The Hurricanes got only three goals from their fourth line last year (technically one since Westgarth's goals came while he was on the first line), so that alone is going to be easy to replace. The fourth line contributed in some other ways, though. One good thing that Tim Brent was drive possession despite going through a revolving door of linemates, most of whom were very bad at driving the play. That being said, Brent was a fourth liner and got the softest minutes on the team, so finding someone else to take those minutes should be easy. Personally, I think the Canes want Jeremy Welsh as the fourth line center next year but if he doesn't work out, then they have options in free agency, especially if they want a penalty kill specialist.

Jeff Halpern, Kyle Chipchura, Boyd Gordon, Marty Reasoner and David Steckel can all kill penalties, take tough draws and do just about everything you could ask from a fourth line center. Most of these players can provide a decent amount of offense for fourth liners, which is a plus given how little goal-scoring the Canes got out of their fourth line last year. The only one who struggled to put up points was Halpern but he was exceptional at driving the play so that helped make up for it. I also wouldn't overlook Scott Gomez as someone for the bottom-six either. Gomez might be the laughing stock of Twitter, but he is not a bad player and can be effective as a third or fourth line center plus help on the power play. I don't think he is the most desirable target for the Canes since they are looking for more of a PK specialist, but you could do a lot worse. 

The fourth line isn't going to make or break the team, but I still think it would be best for the Canes to avoid players who don't do much to drive the play at even strength or contribute in other areas. This means guys like Jerred Smithson, Craig Adams, Ryan Jones, Eric Nystrom, Chuck Kobasew & Ruslan Fedotenko can probably be crossed of the list since they were crushed defensively while not doing much to help in other areas.
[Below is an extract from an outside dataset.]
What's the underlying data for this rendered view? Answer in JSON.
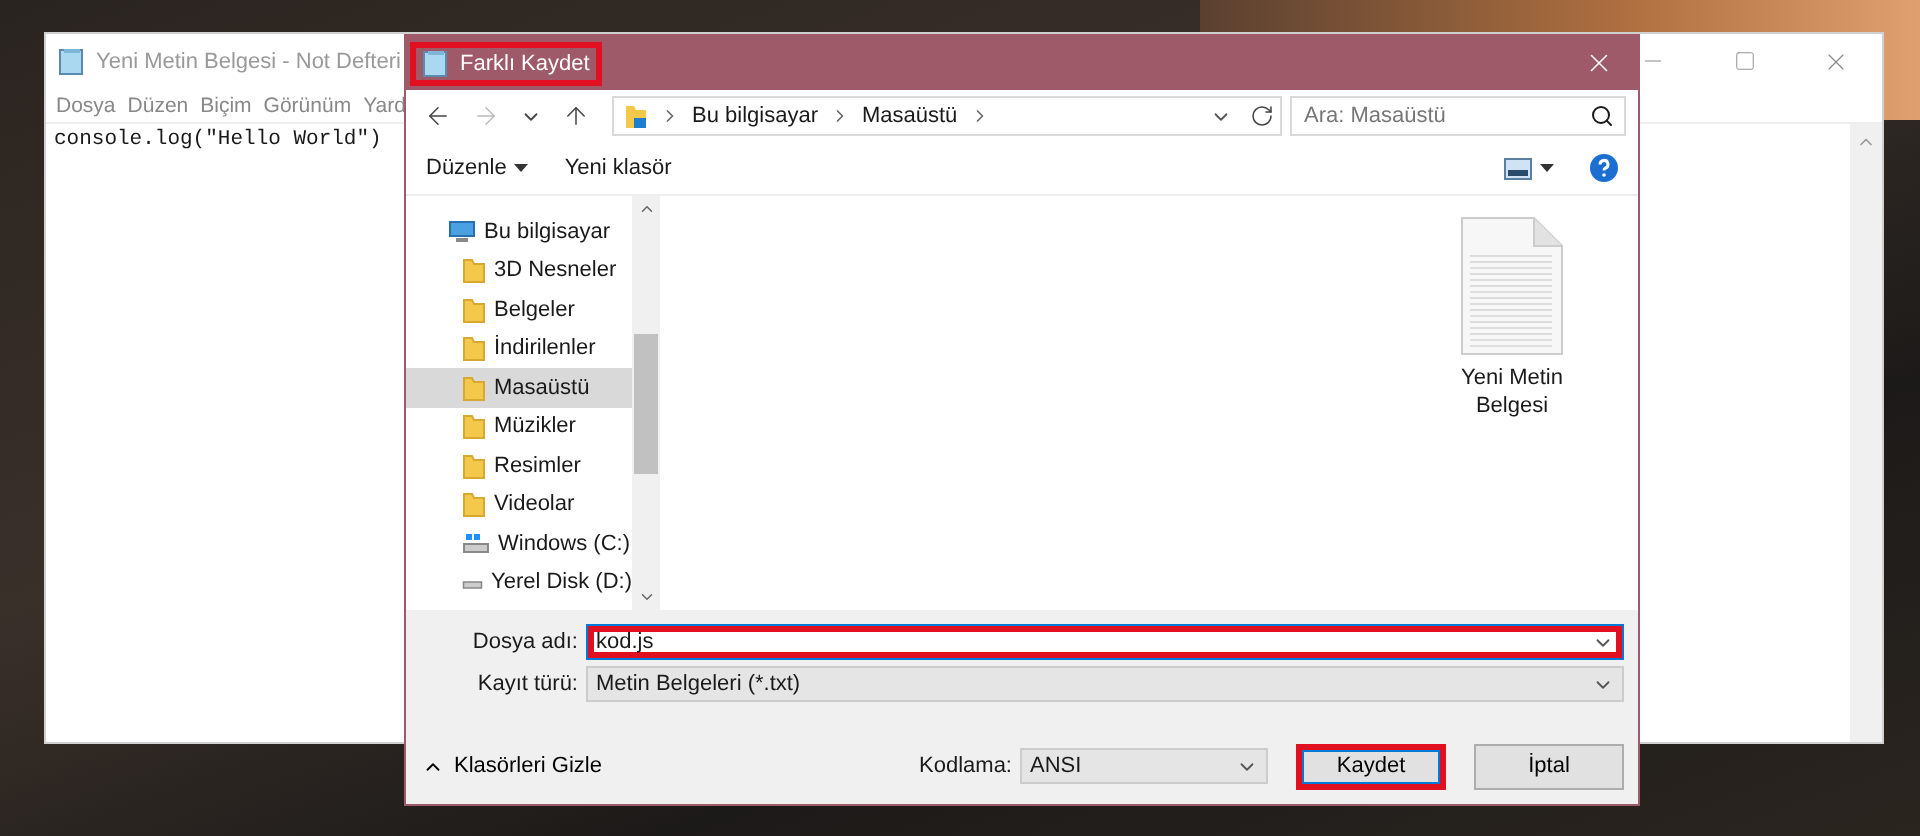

The Hurricanes went into last season composing their bottom-six of leftover parts from the other lines and paid for it throughout the year. Therefore, I expect them to pay more attention to constructing their third and fourth lines this season and make some noise in free agency to help out. They don't have a lot of cap space, but they don't need to spend a lot for third and fourth liners if they're smart about it. Whether they want to add more size or skill in their bottom-six, they should focus on acquiring players who can improve the team's even strength play and contribute in other areas, as well.